29 Oct England and Wales property prices up again, with average in London reaching half a million
Property prices in England and Wales increased by 1% in September, taking the average house price to £186,553, according to the latest Land Registry data.
Year on year prices have increased by 5.3% but in London it is much higher at 9.6% year on year and 1.8% month on month and the average price in the capital city is now a record £499,997.
The North East saw the only annual price decrease of 0.3% and also saw the only monthly price decrease with a fall of 0.3% as well.
But sales are down. From April 2014 to July 2014 there was an average of 78,330 sales per month but in the same months a year later, the figure was 71,766.

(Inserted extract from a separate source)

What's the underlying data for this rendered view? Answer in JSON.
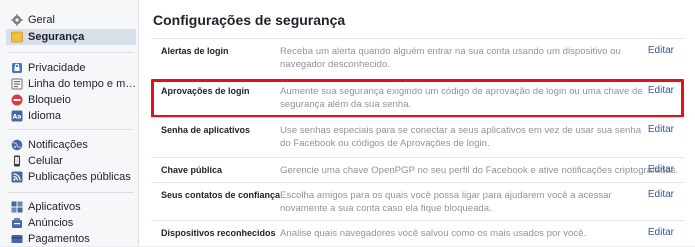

The data also shows that the number of properties sold in England and Wales for over £1 million in July 2015 was down 9% year on year and in London it was down 16%.
Jonathan Hopper, managing director of the buying agents Garrington Property Finders, said it was inevitable that the average property price in London would reach half a million pounds.
‘Prices in the capital have been marching relentlessly upward in all but the top tiers of the market, as strong demand collides with a sustained shortage of supply. But the average London property price won’t stay at £500,000 for long. Bullish sentiment has driven annual price inflation in the capital close to double digits again, and the half million mark could soon be forgotten,’ he explained.
He pointed out that the price gains are steadily rippling outwards from London, with both the South East and East of England posting annual rates of growth of over 8%, but England’s North-South divide remains as strong as ever.
‘Even though the North West has reversed the sudden month on month drop in prices it saw in August, prices in the North East of England have slipped back into negative territory. By contrast much of the South and East looks like one giant hotspot, as the national picture returns firmly to type,’ he said,
But he believes that rising prices should not be confused with sound health in the property market. ‘The shortage of supply is endemic in several areas, and the current rate of demand can never be completely met. Yet for all the competition among buyers, most remain astute in their offering behaviour and sellers shouldn’t be tempted into thinking it’s an exclusively sellers’ market,’ he added.
A sense of balance is appearing in the market, according to Nicholas Leeming, chairman of high end national estate agents Jackson-Stops & Staff. ‘London continues to drive forward but we’re now seeing emerging boroughs such as Newham and Hounslow enjoy strong growth, while traditional performers such as Hammersmith and Fulham begin to wane,’ he said.
‘There still remains a stand-off between buyers and sellers at the top end of the market, with neither party prepared to accept the higher cost of stamp duty. Outside of the capital, it is encouraging to see six of the nine regions experience positive growth within 1% of each other, reflective of the burgeoning local economies and infrastructure improvements that are helping to increase connectivity,’ he added.
Weak supply is driving the market price growth, said Rob Weaver, director of investments at property crowdfunding platform Property Partner. ‘The lack of property coming onto the market, coupled with the lack of new homes being built, is applying upward pressure on prices. Supply may have gone AWOL but demand is still very much there,’ he explained.
‘As has happened so often in the past, London was once again the standout performer, delivering much stronger growth than any other UK region. That average prices in the capital are just a whisker off half a million pounds reinforces how buying in the capital has become a pipe dream for most first time buyers,’ he added.
He believes that the clear message emerging from the data is that the supply issues needs to be addressed and innovative solutions are needed both from the Government and private sector alike.
John Eastgate, sales and marketing director of OneSavings Bank, pointed out that annual price inflation reached a six month high in September but while this may be good news for sellers there is little respite for first time buyers, who struggle with the need to match higher house prices with larger deposits.
‘Strong mortgage lending figures have so far been supported by year on year growth in remortgage activity, so this acceleration in house price inflation may yet further impact on the purchase market,; he said.
Most of the growth is coming from a shortage of homes for sale, according to Peter Rollings, chief executive officer of Marsh & Parsons, especially the more affordable end of the London market.
‘This will only escalate with an anticipated rise of interest rates in the New Year. Conversely, sales activity is looking decidedly cooler and the million pound plus market is yet to thaw out and get moving again since suffering the repercussions of more stringent stamp duty,’ he said.
Lora Roberts, portfolio manager at Ascend Properties, believes that it is highly encouraging to see the North West enjoy the same monthly price growth as the south east, a feat that would have been unheard of 24 months ago.
‘We’re now seeing six of the nine regions outside of the capital enjoy positive monthly growth within one percent of each other, reflective of strengthening local economies and a paradigm shift that shows London and the south are starting to have stiff competition,’ she said.